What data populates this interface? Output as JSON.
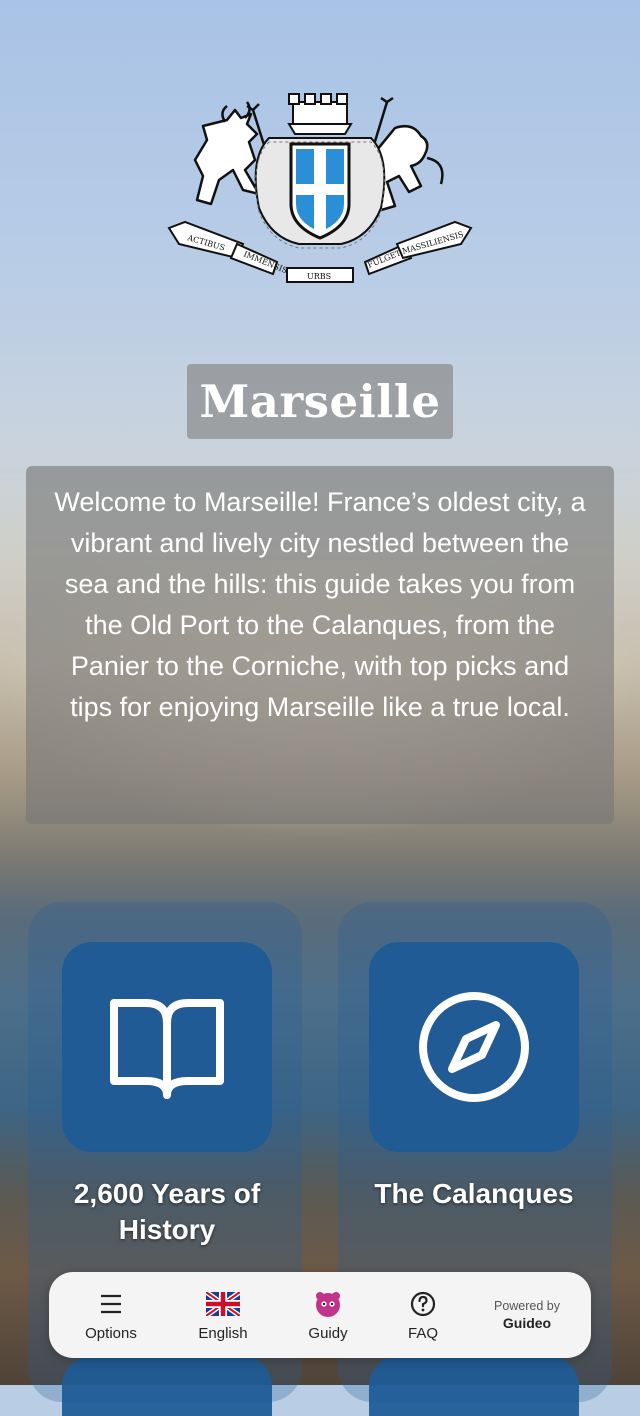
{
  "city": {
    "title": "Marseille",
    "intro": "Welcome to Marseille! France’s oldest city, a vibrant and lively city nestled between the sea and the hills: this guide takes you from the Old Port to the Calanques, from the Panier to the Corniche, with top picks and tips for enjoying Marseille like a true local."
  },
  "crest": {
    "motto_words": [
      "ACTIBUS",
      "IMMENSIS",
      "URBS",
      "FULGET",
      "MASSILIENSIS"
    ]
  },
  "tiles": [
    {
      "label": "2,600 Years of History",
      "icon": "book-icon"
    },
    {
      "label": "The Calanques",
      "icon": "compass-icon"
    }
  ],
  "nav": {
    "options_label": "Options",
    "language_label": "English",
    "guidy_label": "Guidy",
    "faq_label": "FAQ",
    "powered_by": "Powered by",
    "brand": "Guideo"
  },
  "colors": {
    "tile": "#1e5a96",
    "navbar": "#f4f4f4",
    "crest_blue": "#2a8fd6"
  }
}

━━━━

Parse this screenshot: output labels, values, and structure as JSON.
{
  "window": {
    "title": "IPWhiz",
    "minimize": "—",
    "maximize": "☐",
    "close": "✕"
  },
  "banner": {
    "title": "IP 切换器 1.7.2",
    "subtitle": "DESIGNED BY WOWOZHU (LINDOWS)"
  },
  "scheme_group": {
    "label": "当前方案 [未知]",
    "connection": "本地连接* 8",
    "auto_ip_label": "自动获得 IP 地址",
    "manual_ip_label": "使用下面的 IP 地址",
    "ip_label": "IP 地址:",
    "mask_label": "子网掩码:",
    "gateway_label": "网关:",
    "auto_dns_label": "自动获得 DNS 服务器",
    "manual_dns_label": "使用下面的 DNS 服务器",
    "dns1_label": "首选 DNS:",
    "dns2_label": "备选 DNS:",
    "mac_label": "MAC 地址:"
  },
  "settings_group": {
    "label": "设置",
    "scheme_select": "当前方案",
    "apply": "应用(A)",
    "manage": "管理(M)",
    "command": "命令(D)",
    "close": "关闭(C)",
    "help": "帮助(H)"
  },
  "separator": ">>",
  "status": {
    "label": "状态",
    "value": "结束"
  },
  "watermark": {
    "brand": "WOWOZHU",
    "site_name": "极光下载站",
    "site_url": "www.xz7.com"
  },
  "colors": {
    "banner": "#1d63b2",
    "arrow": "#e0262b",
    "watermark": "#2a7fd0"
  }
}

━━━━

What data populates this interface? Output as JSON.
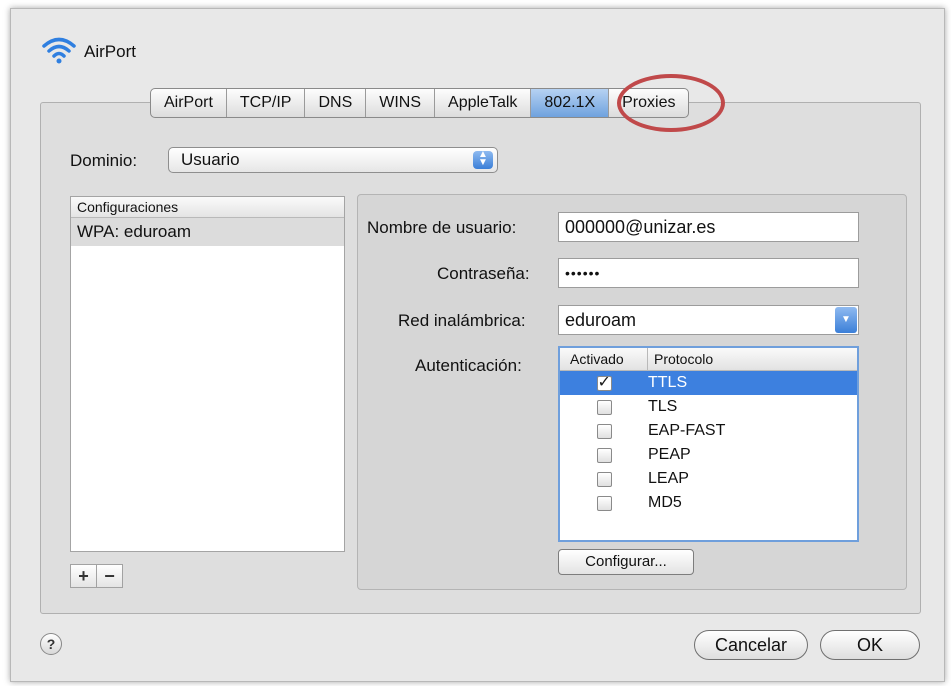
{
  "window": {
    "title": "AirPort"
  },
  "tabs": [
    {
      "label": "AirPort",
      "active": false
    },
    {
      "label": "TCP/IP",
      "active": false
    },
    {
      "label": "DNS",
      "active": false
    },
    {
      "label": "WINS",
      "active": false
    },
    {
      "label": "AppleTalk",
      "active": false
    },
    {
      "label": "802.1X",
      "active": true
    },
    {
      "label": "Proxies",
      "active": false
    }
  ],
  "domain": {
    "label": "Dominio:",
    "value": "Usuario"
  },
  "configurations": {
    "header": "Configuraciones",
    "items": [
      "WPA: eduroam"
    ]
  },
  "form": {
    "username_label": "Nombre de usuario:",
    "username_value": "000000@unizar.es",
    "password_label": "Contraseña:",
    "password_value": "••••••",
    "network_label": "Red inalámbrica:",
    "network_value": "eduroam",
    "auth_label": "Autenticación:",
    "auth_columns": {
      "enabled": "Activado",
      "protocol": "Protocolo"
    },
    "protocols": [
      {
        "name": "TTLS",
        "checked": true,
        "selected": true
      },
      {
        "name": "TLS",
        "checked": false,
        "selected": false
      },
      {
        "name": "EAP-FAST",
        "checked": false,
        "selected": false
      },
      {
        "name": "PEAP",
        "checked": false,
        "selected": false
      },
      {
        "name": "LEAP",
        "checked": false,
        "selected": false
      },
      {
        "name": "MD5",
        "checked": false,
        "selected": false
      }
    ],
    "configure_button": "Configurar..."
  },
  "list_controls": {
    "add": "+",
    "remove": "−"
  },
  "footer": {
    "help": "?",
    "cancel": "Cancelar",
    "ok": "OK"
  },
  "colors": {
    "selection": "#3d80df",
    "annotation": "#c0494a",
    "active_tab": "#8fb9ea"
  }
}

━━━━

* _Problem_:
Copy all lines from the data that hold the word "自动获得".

* _Task solution_:
    "auto_ip_label": "自动获得 IP 地址",
    "auto_dns_label": "自动获得 DNS 服务器",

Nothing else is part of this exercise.